The SP Fonts Home Page (formerly the 'Scholars Press') contains several TrueType fonts that may be downloaded and used free of charge. The alphabets available are Greek, Hebrew, Coptic, and Syriac. The site includes two Greek fonts: SPDoric and SPIonic. Three Hebrew fonts are featured: SPTiberian; SPDamascus; and SPEzra. SPEdessa is a Syriac Estrangela font. SPAchmim is a Coptic font. Finally, SPAtlantis is a transliteration font that includes diacriticals and other special characters that allow the representation of numerous Indo-European, Semitic, and other languages. SPAtlantis is available in both Roman and Italic type. The Greek and Coptic fonts are largely based on the 'Thesaurus Linguae Graecae' encoding, with additional codes for Coptic characters not represented in the Greek encoding. The Hebrew and Syriac fonts follow the Michigan-Claremont encoding scheme.The fonts may be individually downloaded, and are compatible with PC and Mac computers. Each font has a .readme file explaining the standard keyboard mapping used by the font. Although the fonts are free to use, the website requests that permission be sought from the copyright holder before including the typefaces in commercial electronic products.
The Taoism Information Page is a gateway to mainly scholarly English-language resources relating to the study of Taoism, one of the three religions usually associated with China.
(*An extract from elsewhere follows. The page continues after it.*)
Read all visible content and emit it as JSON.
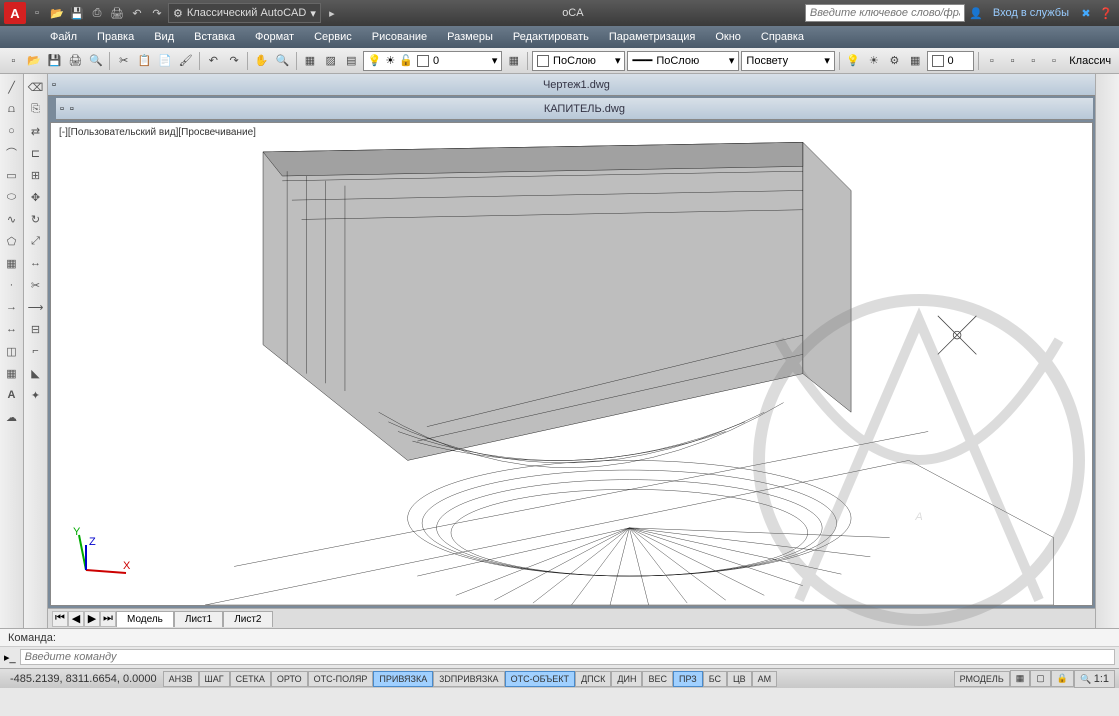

The other two, namely Buddhism and Confucianism, are also briefly touched on. The gateway is divided into sections which include: Tao Te Ching; Chuang-tzu; I Ching; The Sun-tzu Art of War; Taoism and Martial Arts; and Taoism and Modernity. Each link is accompanied by a brief annotation. The site is an associate site of the Asian Studies WWW Virtual Library and is edited by Gene R. Thursby, Associate Professor, Department of Religion at the University of Florida.